→ **Exercise brief**
Word for word, set down the lines from the one that holds "Transcribe this image's" through the final line of the listing below, and exclude every picture.

→ **Input data**
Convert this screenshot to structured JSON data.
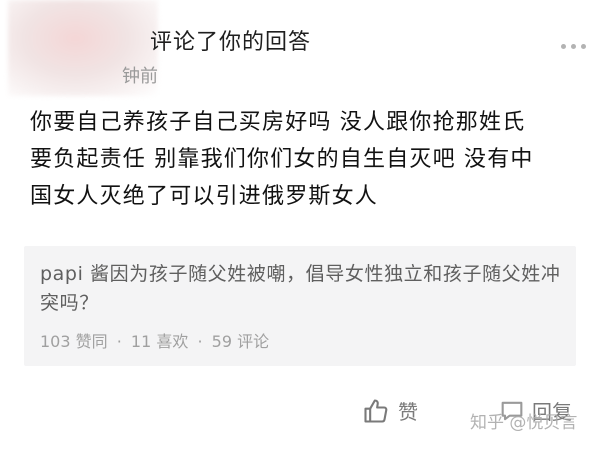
{
  "notification": {
    "action_text": "评论了你的回答",
    "time_text": "钟前"
  },
  "comment": {
    "lines": [
      "你要自己养孩子自己买房好吗 没人跟你抢那姓氏",
      "要负起责任 别靠我们你们女的自生自灭吧 没有中",
      "国女人灭绝了可以引进俄罗斯女人"
    ]
  },
  "quoted_answer": {
    "title": "papi 酱因为孩子随父姓被嘲，倡导女性独立和孩子随父姓冲突吗？",
    "likes": "103 赞同",
    "favorites": "11 喜欢",
    "comments": "59 评论",
    "separator": "·"
  },
  "actions": {
    "like_label": "赞",
    "reply_label": "回复",
    "like_icon": "thumbs-up-icon",
    "reply_icon": "chat-bubble-icon"
  },
  "watermark": "知乎 @悦贝言"
}
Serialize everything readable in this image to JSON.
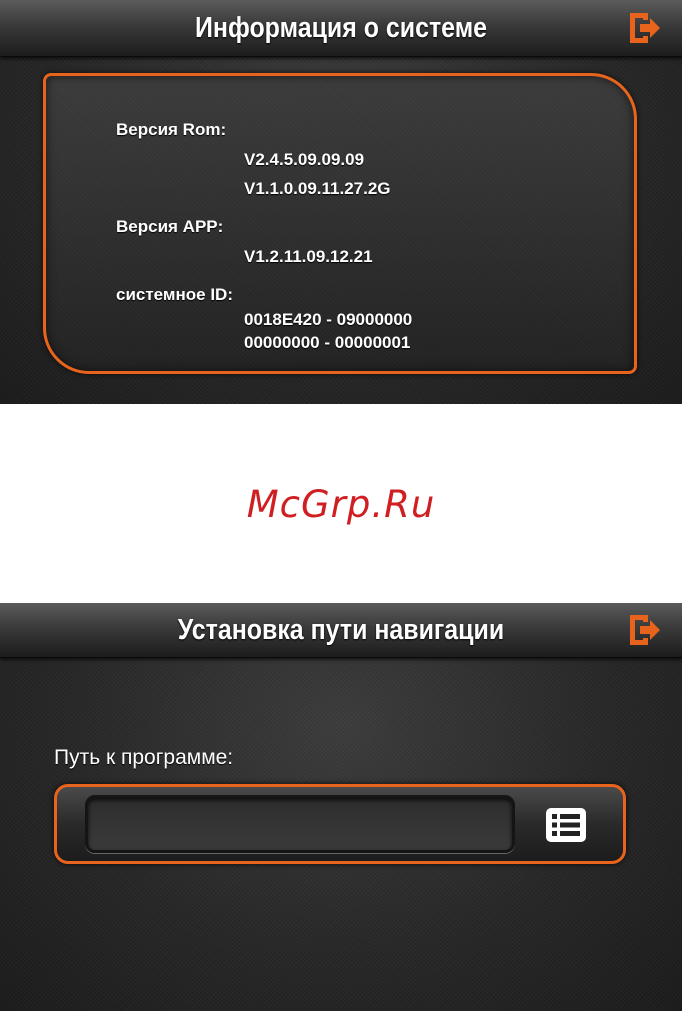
{
  "screen1": {
    "title": "Информация о системе",
    "exit_icon": "exit-arrow-icon",
    "rom_label": "Версия Rom:",
    "rom_values": [
      "V2.4.5.09.09.09",
      "V1.1.0.09.11.27.2G"
    ],
    "app_label": "Версия APP:",
    "app_value": "V1.2.11.09.12.21",
    "id_label": "системное ID:",
    "id_values": [
      "0018E420 - 09000000",
      "00000000 - 00000001"
    ]
  },
  "watermark": "McGrp.Ru",
  "screen2": {
    "title": "Установка пути навигации",
    "exit_icon": "exit-arrow-icon",
    "path_label": "Путь к программе:",
    "path_value": "",
    "browse_icon": "list-icon"
  },
  "colors": {
    "accent": "#e8641c",
    "watermark": "#d01f22",
    "text": "#ffffff"
  }
}
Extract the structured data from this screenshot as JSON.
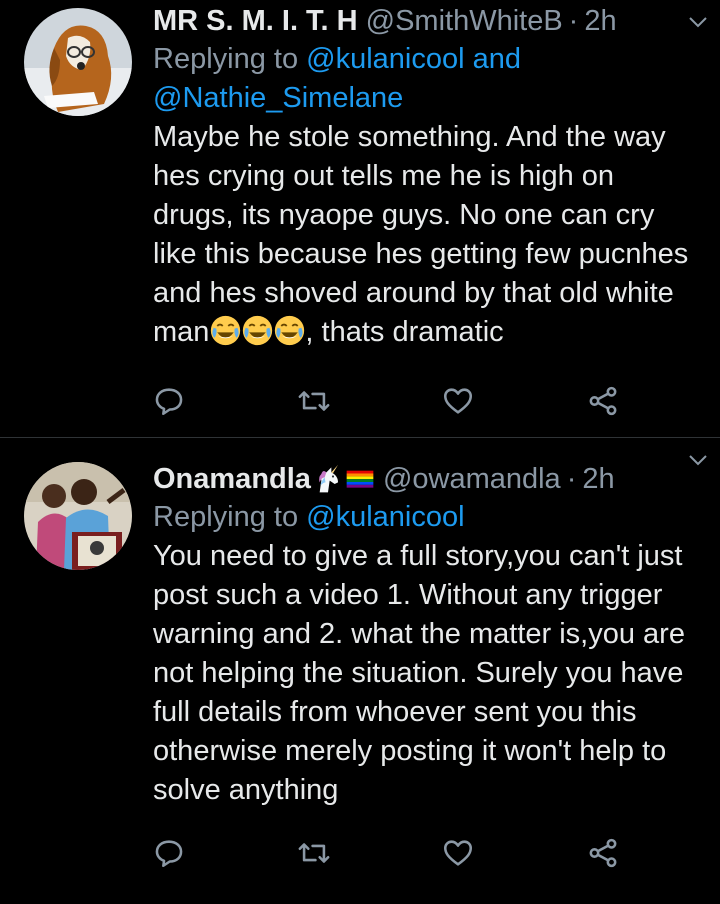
{
  "tweets": [
    {
      "name": "MR S. M. I. T. H",
      "handle": "@SmithWhiteB",
      "dot": "·",
      "time": "2h",
      "replying_prefix": "Replying to ",
      "replying_users": [
        "@kulanicool",
        "@Nathie_Simelane"
      ],
      "replying_joiner": " and ",
      "body_text": "Maybe he stole something. And the way hes crying out tells me he is high on drugs, its nyaope guys. No one can cry like this because hes getting few pucnhes and hes shoved around by that old white man",
      "body_suffix": ", thats dramatic",
      "emojis": [
        "face-with-tears-of-joy",
        "face-with-tears-of-joy",
        "face-with-tears-of-joy"
      ]
    },
    {
      "name": "Onamandla",
      "name_emojis": [
        "unicorn",
        "rainbow-flag"
      ],
      "handle": "@owamandla",
      "dot": "·",
      "time": "2h",
      "replying_prefix": "Replying to ",
      "replying_users": [
        "@kulanicool"
      ],
      "body_text": "You need to give a full story,you can't just post such a video 1. Without any trigger warning and 2. what the matter is,you are not helping the situation. Surely you have full details from whoever sent you this otherwise merely posting it won't help to solve anything"
    }
  ],
  "actions": [
    "reply-icon",
    "retweet-icon",
    "like-icon",
    "share-icon"
  ],
  "colors": {
    "background": "#000000",
    "text": "#e7e9ea",
    "muted": "#8b98a5",
    "link": "#1d9bf0",
    "divider": "#2f3336"
  }
}
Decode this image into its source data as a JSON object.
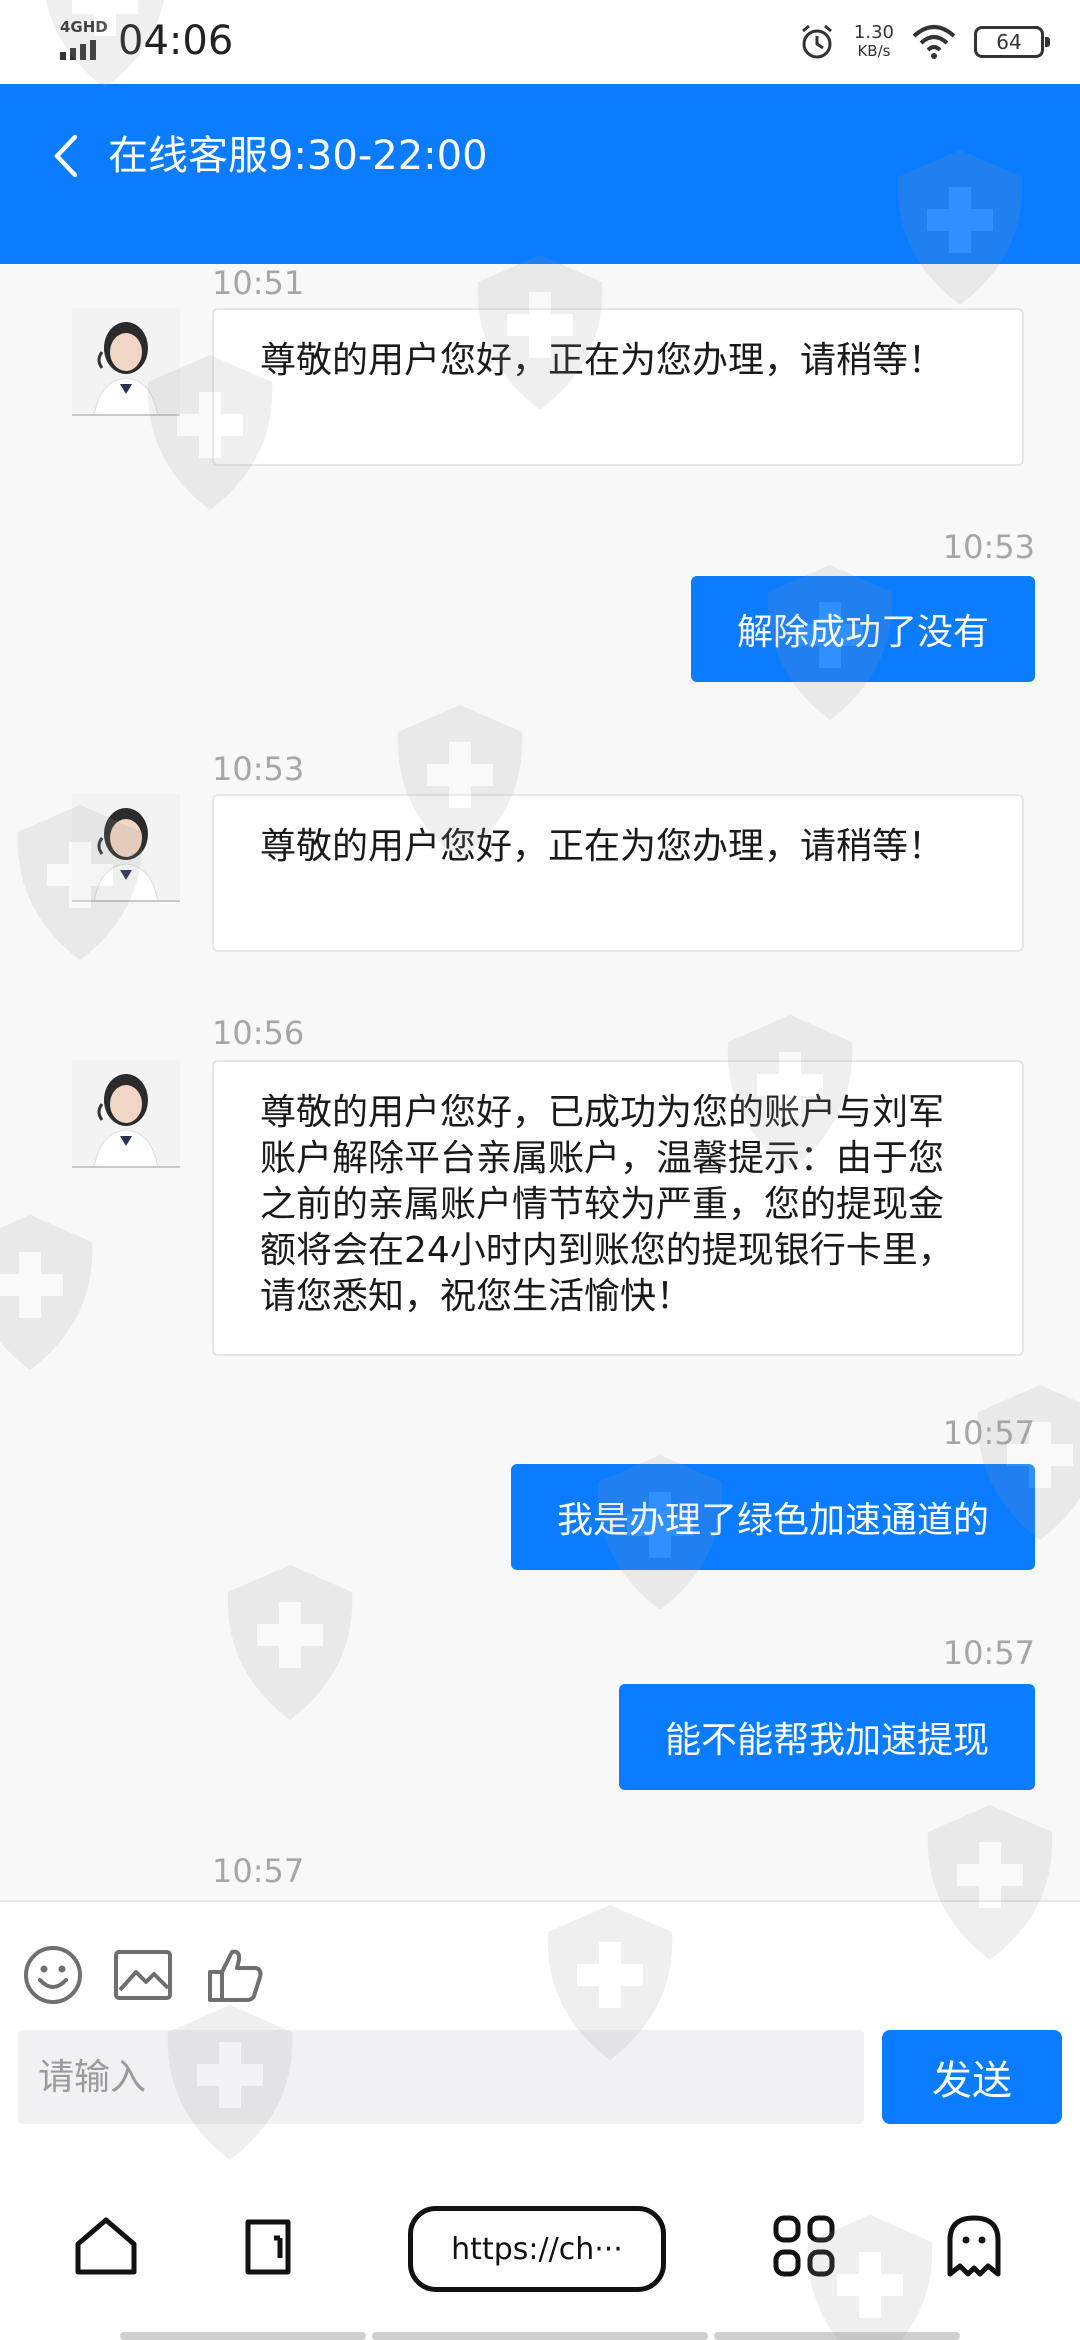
{
  "status_bar": {
    "network": "4GHD",
    "time": "04:06",
    "speed_value": "1.30",
    "speed_unit": "KB/s",
    "battery": "64"
  },
  "header": {
    "title": "在线客服9:30-22:00"
  },
  "messages": [
    {
      "side": "in",
      "time": "10:51",
      "text": "尊敬的用户您好，正在为您办理，请稍等！"
    },
    {
      "side": "out",
      "time": "10:53",
      "text": "解除成功了没有"
    },
    {
      "side": "in",
      "time": "10:53",
      "text": "尊敬的用户您好，正在为您办理，请稍等！"
    },
    {
      "side": "in",
      "time": "10:56",
      "text": "尊敬的用户您好，已成功为您的账户与刘军账户解除平台亲属账户，温馨提示：由于您之前的亲属账户情节较为严重，您的提现金额将会在24小时内到账您的提现银行卡里，请您悉知，祝您生活愉快！"
    },
    {
      "side": "out",
      "time": "10:57",
      "text": "我是办理了绿色加速通道的"
    },
    {
      "side": "out",
      "time": "10:57",
      "text": "能不能帮我加速提现"
    },
    {
      "side": "in",
      "time": "10:57",
      "text": ""
    }
  ],
  "composer": {
    "placeholder": "请输入",
    "send_label": "发送"
  },
  "browser": {
    "url": "https://ch···"
  },
  "colors": {
    "accent": "#0a7cff",
    "background": "#f8f8f8"
  }
}
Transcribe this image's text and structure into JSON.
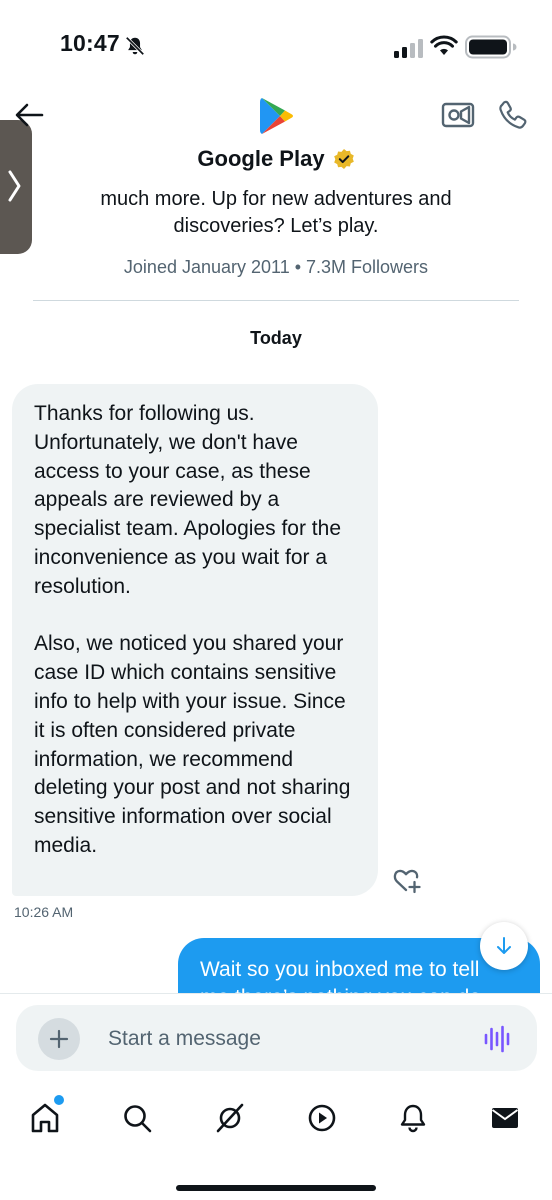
{
  "status_bar": {
    "time": "10:47"
  },
  "header": {
    "title": "Google Play",
    "bio_line1": "much more. Up for new adventures and",
    "bio_line2": "discoveries? Let’s play.",
    "joined": "Joined January 2011 • 7.3M Followers"
  },
  "conversation": {
    "date_label": "Today",
    "incoming": {
      "paragraph1": "Thanks for following us. Unfortunately, we don't have access to your case, as these appeals are reviewed by a specialist team. Apologies for the inconvenience as you wait for a resolution.",
      "paragraph2": "Also, we noticed you shared your case ID which contains sensitive info to help with your issue. Since it is often considered private information, we recommend deleting your post and not sharing sensitive information over social media.",
      "time": "10:26 AM"
    },
    "outgoing": {
      "line1": "Wait so you inboxed me to tell",
      "line2": "me there’s nothing you can do"
    }
  },
  "composer": {
    "placeholder": "Start a message"
  },
  "colors": {
    "accent": "#1d9bf0",
    "bubble_in": "#eff3f4",
    "verified": "#e8b829",
    "voice": "#7856ff"
  },
  "icons": [
    "back-arrow-icon",
    "google-play-logo",
    "verified-badge-icon",
    "video-call-icon",
    "phone-call-icon",
    "add-reaction-icon",
    "scroll-down-icon",
    "plus-icon",
    "voice-message-icon",
    "home-icon",
    "search-icon",
    "grok-icon",
    "video-icon",
    "notifications-icon",
    "messages-icon"
  ]
}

→ **Exercise result**
Transcribe this image's text and structure into JSON.
{
  "status_bar": {
    "time": "10:47"
  },
  "header": {
    "title": "Google Play",
    "bio_line1": "much more. Up for new adventures and",
    "bio_line2": "discoveries? Let’s play.",
    "joined": "Joined January 2011 • 7.3M Followers"
  },
  "conversation": {
    "date_label": "Today",
    "incoming": {
      "paragraph1": "Thanks for following us. Unfortunately, we don't have access to your case, as these appeals are reviewed by a specialist team. Apologies for the inconvenience as you wait for a resolution.",
      "paragraph2": "Also, we noticed you shared your case ID which contains sensitive info to help with your issue. Since it is often considered private information, we recommend deleting your post and not sharing sensitive information over social media.",
      "time": "10:26 AM"
    },
    "outgoing": {
      "line1": "Wait so you inboxed me to tell",
      "line2": "me there’s nothing you can do"
    }
  },
  "composer": {
    "placeholder": "Start a message"
  },
  "colors": {
    "accent": "#1d9bf0",
    "bubble_in": "#eff3f4",
    "verified": "#e8b829",
    "voice": "#7856ff"
  },
  "icons": [
    "back-arrow-icon",
    "google-play-logo",
    "verified-badge-icon",
    "video-call-icon",
    "phone-call-icon",
    "add-reaction-icon",
    "scroll-down-icon",
    "plus-icon",
    "voice-message-icon",
    "home-icon",
    "search-icon",
    "grok-icon",
    "video-icon",
    "notifications-icon",
    "messages-icon"
  ]
}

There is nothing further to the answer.